Your golf swing needs certain things.  It needs to be reliable and better yet, reliable under pressure.  In other words, you need to know that the ball will go where you aim and the proper distance.  It would be nice if your swing provided you with power, but there have been many great players who were comparably short, yet quite successful.  It is important to develop a swing that allows you to control your trajectory and distance.  The other factor that needs to be controlled is spin.  Can you put spin on the ball?  Can you predict the amount of spin?  Can you hit a ball without spin?   These are questions that will lead you to score well. 

In our first team meeting this year, I showed my team these two videos of Jeff Wolff.
Video 1 and Video 2
Jeff has a +2 handicap and plays with a lot of power.  I'm not sure if you noticed, but he doesn't put his hands on the club in the conventional way.  I watched him hit a lot of balls and I loved his ball flight.  I asked him how long he had played and he told me he started at age 2 and this was how he picked up the club and hit the ball.  When he was 10, he had some lessons and they tried to change his grip, but he couldn't hit with power, so he quit taking lessons and stuck to what he knew.  He also told me that his most important focus is his tempo.
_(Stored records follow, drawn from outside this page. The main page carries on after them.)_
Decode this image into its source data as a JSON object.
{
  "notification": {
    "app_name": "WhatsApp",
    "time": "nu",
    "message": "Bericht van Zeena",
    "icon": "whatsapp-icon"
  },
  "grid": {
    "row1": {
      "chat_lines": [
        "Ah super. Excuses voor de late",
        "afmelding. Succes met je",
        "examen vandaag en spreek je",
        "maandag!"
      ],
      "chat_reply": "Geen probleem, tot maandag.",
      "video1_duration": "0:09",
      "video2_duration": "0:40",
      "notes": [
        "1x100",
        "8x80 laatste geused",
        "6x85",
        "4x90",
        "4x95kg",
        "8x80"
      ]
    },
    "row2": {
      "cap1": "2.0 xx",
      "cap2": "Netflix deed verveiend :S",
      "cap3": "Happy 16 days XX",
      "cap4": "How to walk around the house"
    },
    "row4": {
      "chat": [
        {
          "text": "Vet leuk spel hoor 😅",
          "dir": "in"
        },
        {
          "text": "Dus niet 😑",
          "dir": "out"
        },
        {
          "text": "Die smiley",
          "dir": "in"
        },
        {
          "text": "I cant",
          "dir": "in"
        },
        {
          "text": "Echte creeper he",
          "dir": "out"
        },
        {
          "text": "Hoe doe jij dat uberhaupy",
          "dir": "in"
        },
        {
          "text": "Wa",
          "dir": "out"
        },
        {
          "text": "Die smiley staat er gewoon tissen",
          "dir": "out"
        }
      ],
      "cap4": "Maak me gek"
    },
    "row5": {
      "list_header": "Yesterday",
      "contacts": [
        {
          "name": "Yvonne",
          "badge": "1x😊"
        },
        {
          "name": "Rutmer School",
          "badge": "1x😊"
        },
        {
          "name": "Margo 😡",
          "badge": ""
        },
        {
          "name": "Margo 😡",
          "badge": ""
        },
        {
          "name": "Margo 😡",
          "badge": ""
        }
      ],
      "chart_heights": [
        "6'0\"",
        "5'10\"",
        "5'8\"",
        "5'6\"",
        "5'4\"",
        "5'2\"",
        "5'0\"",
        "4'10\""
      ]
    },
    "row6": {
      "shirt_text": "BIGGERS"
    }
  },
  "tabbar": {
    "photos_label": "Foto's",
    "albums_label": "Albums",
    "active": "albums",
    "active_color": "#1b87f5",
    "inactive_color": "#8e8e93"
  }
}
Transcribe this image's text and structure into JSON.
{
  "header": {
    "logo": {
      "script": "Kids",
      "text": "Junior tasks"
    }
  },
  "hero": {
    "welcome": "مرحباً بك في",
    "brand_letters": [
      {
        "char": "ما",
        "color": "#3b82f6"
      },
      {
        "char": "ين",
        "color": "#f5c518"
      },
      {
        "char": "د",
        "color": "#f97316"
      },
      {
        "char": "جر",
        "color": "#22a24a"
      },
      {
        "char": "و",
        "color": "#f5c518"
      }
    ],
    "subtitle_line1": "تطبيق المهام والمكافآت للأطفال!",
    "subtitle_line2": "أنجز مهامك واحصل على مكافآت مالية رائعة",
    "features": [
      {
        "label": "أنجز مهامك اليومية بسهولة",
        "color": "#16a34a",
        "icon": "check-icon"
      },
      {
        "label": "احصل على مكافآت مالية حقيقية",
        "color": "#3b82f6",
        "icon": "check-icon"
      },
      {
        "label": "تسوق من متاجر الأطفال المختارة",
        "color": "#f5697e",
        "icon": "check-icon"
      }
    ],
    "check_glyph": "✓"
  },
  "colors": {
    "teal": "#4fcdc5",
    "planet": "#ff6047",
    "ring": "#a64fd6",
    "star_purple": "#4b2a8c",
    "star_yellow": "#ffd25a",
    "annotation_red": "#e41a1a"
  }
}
The reason I showed my team these videos is because I wanted them to understand that it is okay to be different.  It's okay to be unconventional.  It's okay to be yourself.  So many young players spend most of their time trying to be perfect or trying to fit a mold set up by someone else.  This is time poorly spent.  Most young players need to spend time learning to score.  They need to figure out how to hit bunker shots from crummy lies or how to flight a ball under a tree branch.  They need to become experts in hitting shots that are low and release or high and check.  There is a lot to learn in golf if you want to be great, but spending all of your time working on a perfect swing won't help you as much as you think it will.

Instead, work on trusting what you do and understanding what makes you tick.  Jeff Wolff told me his key was tempo.  What key do you have on the first tee to focus on during your round?  When you play, can you control trajectory, control distance, shape shots or take a little off a full shot?  Now, perfectionists will inevitably say that all of that will come if my swing is perfect, but they are wrong.  The tours are full of great swingers who don't score well and there are plenty of unique swings that earn big checks.  

Learn a swing, commit to it, figure out how to hit it where you want to, then figure out how to change the trajectory of the shot, then figure out how to shape your shots, then figure out how to do it all under pressure.  Then and only then will you be a great player!

Here is a little video of athletes who are unique and successful.  Think about how these athletes learn to make do and be successful!  Paralympics.